11 March 2004 Edition
The decision by the SDLP to reject a Sinn Féin proposal for the parties to meet and discuss a strategy to deliver two nationalist seats in Europe in the Six-County EU election constituency is short-sighted.
Republicans and nationalists want a strong voice in the Europe to stand up for their rights and entitlements. As the lead party on the nationalist side, Sinn Féin, as in previous elections, held out the hand to the SDLP to explore all of the possibilities to strengthen further the nationalist and republican position.
National EU Director of Elections Pat Doherty suggested a meeting to explore the possibility of developing a strategy to elect both Bairbre de Brún and the SDLP's candidate, Martin Morgan. He said he believed this would be achievable through maximising the nationalist vote and through disciplined vote management.
The speedy rejection of this approach by SDLP Deputy Leader Alasdair McDonnell was disappointing and the vast majority of nationalists will share this disappointment.
In putting narrow party interest before the interests of their community, the SDLP have again demonstrated their lack of leadership credentials.
Censorship on the streets
Dublin City Council's attempt to suppress political protest by banning posters from Dublin's streets is a disgrace.
They want to suppress political protest and discussion by banning the display of posters, including those advertising political meetings and protests.
This is designed to suppress non-establishment political movements and is unnecessary in light of the existing provisions requiring such posters to be removed no later than seven days after the event they are advertising.

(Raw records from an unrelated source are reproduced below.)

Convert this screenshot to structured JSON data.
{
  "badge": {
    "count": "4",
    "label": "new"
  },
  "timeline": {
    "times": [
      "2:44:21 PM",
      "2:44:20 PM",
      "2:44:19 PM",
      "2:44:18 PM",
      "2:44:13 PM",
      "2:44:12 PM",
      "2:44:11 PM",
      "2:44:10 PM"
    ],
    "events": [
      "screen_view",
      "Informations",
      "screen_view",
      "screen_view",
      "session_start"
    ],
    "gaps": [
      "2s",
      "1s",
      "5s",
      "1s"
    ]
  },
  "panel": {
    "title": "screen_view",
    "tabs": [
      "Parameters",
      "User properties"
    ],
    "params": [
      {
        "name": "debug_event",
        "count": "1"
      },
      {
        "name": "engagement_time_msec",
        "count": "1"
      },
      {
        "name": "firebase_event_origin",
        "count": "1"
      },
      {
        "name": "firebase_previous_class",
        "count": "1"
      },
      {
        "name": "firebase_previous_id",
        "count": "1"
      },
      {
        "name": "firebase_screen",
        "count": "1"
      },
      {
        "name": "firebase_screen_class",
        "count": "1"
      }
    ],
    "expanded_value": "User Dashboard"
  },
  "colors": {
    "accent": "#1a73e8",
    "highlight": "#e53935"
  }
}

Along with an attempt to remove homeless people sleeping rough from the city centre streets, this latest move represents a scandalous effort to 'sanitise' the capital city so as not to offend the sensibilities of the corporate sector and visiting heads of state during the Irish Presidency of the European Union.